The next planned step in the CWE region is to implement
so-called flow-based (FB) market coupling.
That is seen as more efficient still because it optimises
real capacity across a region's borders, rather than optimising
available capacity after this is first calculated separately by
each national transmission system operator (TSO), as at present.
"Under FB, interdependency of the cross-border exchanges is
reflected from the beginning of the process for all the
directions of the capacity space. This is in contrast to the
current ... process where the first step (initial local TSO
computation) is not coordinated," reported transmission
operators in their "CWE Enhanced Flow-Based MC feasibility
report" in 2011.
A go-live date for flow-based coupling in CWE has been
repeatedly delayed. It should be "technically ready by the end
of 2013", the grid operator TenneT said last month,
put back from the end of 2012.
Price divergence was a particular feature of the CWE region.
The Nordic market comprising Norway, Sweden, Finland and
Denmark is already fully coupled. Hungary joined the
Czech-Slovak coupled market in September last year, forming a
trilateral market coupling in the central east European (CEE)
region, where there appears to have been an immediate benefit in
a lower Hungarian wholesale power price premium to Slovakia.
Chart 1: (page 26) goo.gl/Bf3S3
Chart 2: (page 13) goo.gl/Bf3S3
Chart 3: (page 25) goo.gl/Bf3S3
The European Commission's solution for an internal EU power
market is liberalised pricing with market coupling combined with
more physical cross-border interconnector cabling.
Price divergence last year in CWE underlined how more market
coupling is not a panacea, in particular when different
countries have contrasting fuel mixes, as is increasingly the
case since Germany decided to phase out nuclear and ramp up
The ICE Endex exchange is one coupled day-ahead power market
in the CWE region, and reported in January prices diverged last
year across the whole region for the first time since 2006,
falling to 46 percent from 66 percent the year before, referring
to the proportion of hours identically priced.
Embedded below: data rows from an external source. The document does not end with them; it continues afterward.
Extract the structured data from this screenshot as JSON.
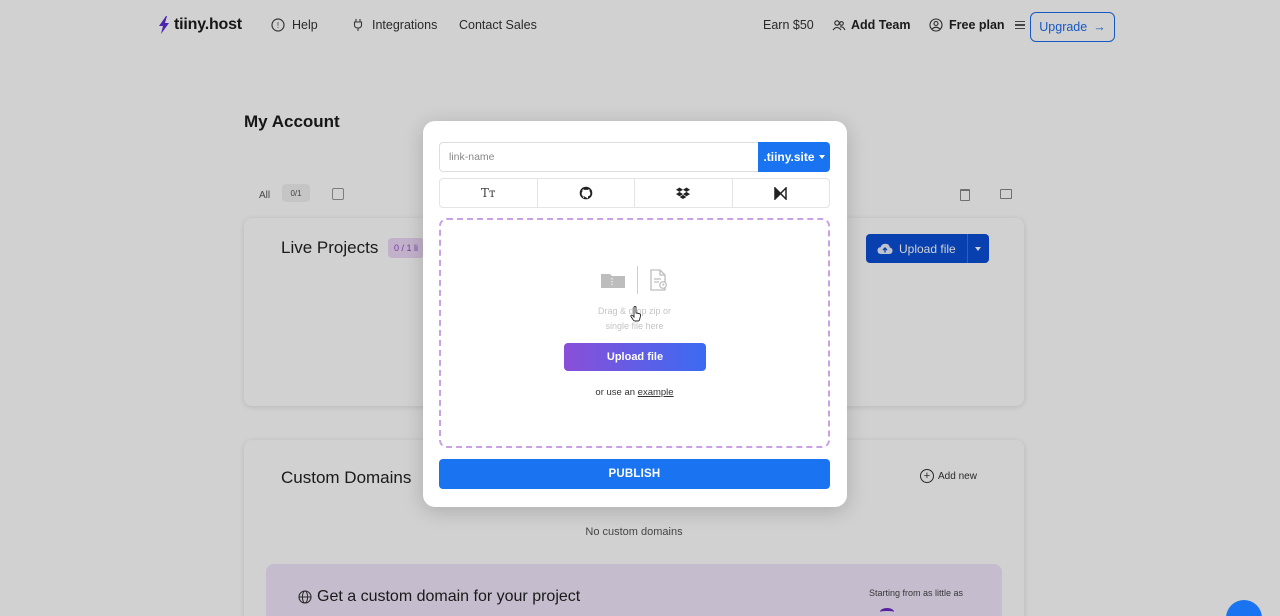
{
  "nav": {
    "logo": "tiiny.host",
    "help": "Help",
    "integrations": "Integrations",
    "contact_sales": "Contact Sales",
    "earn": "Earn $50",
    "add_team": "Add Team",
    "free_plan": "Free plan",
    "upgrade": "Upgrade",
    "upgrade_arrow": "→"
  },
  "page": {
    "title": "My Account",
    "filter_all": "All",
    "filter_count": "0/1"
  },
  "live_projects": {
    "title": "Live Projects",
    "badge": "0 / 1 li",
    "upload_label": "Upload file"
  },
  "domains": {
    "title": "Custom Domains",
    "add_new": "Add new",
    "empty": "No custom domains",
    "promo_title": "Get a custom domain for your project",
    "promo_price": "Starting from as little as"
  },
  "modal": {
    "link_placeholder": "link-name",
    "suffix": ".tiiny.site",
    "tabs": [
      {
        "icon": "text-icon",
        "glyph": "Tт"
      },
      {
        "icon": "github-icon"
      },
      {
        "icon": "dropbox-icon"
      },
      {
        "icon": "ai-builder-icon"
      }
    ],
    "drop_hint_line1": "Drag & drop zip or",
    "drop_hint_line2": "single file here",
    "upload_button": "Upload file",
    "example_prefix": "or use an",
    "example_link": "example",
    "publish": "PUBLISH"
  },
  "colors": {
    "primary": "#1a73f0",
    "dark_primary": "#0a4fd6",
    "purple": "#8a4fd8",
    "dashed_border": "#c9a2e6",
    "promo_bg": "#f1e6fa"
  }
}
The European Commission last month showed how price
divergence accelerated in CWE from September, in its "Quarterly
report on European electricity markets, Q3-Q4 2012". (See Chart
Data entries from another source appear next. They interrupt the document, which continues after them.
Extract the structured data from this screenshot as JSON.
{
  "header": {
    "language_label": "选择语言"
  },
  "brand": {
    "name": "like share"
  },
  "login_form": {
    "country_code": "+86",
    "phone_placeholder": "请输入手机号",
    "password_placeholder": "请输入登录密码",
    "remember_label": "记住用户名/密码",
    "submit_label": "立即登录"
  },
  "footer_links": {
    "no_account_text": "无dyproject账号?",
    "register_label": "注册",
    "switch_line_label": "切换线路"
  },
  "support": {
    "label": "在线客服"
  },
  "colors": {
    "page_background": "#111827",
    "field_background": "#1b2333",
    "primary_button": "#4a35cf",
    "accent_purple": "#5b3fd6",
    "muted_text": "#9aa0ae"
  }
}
The EU executive explained the divergence on national
circumstances which sent wholesale prices in opposite
It contrasted abundant wind and solar power generation and
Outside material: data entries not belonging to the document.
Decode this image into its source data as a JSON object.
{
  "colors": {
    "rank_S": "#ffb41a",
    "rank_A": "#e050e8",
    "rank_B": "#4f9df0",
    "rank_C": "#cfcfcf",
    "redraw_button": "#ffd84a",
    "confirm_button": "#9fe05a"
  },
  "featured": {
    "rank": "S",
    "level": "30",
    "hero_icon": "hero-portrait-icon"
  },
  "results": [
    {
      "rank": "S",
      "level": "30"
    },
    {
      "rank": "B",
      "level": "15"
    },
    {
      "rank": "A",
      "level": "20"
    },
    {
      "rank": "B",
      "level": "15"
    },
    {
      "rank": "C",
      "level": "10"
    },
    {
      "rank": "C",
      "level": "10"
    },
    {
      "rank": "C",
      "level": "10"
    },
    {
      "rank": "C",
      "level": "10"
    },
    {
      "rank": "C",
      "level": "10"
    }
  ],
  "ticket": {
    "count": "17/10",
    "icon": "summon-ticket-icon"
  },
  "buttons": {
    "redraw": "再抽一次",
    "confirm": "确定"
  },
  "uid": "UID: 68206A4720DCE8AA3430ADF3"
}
competitive coal-fired generation in Germany with the low level
of nuclear availability in France and the disconnection of two
nuclear plants from the Belgian grid in August.
"This provided an illustration of how developments at
national level can counter the positive effects of market
coupling on prices," it said in its quarterly report.
Certainly when national market conditions differ greatly
prices cannot converge, although closer interconnection and
market coupling will help.
The Commission cited data which showed gross exports from
cheaper Germany to other CWE markets in the fourth quarter rose
38 percent, to 16.4 gigawatt hours from 10.1 GWh in the
corresponding period in 2011, showing that market coupling was
The abrupt disconnection of two nuclear plants from the
Belgian grid in August, following the discovery of cracks in
their steel structure, was a one-off.
But swings in German wholesale power prices and lower peak
prices as a result of more zero marginal cost wind and solar
power are part of a new trend and possibly destabilising force.
More renewable power is a parallel goal of the European
Commission which may conflict with its aim of closer market
In another example of possible conflict, member states and
in particular Britain are considering intervening in national
wholesale power markets to ensure investment in flexible
gas-fired back-up capacity.
That is intended to overcome declining returns to fossil
fuel power as a result of competition with low marginal cost,
subsidised renewables, but goes against the grain of a
liberalised market approach.
Such conflicts underline how steps to address the
unpredictability of renewables and in particular wind power must
match their rising capacity, for example through a large and
expensive upgrade in interconnectors; more market coupling; and
improved wind and solar forecasting by transmission operators.
(Editing by James Jukwey)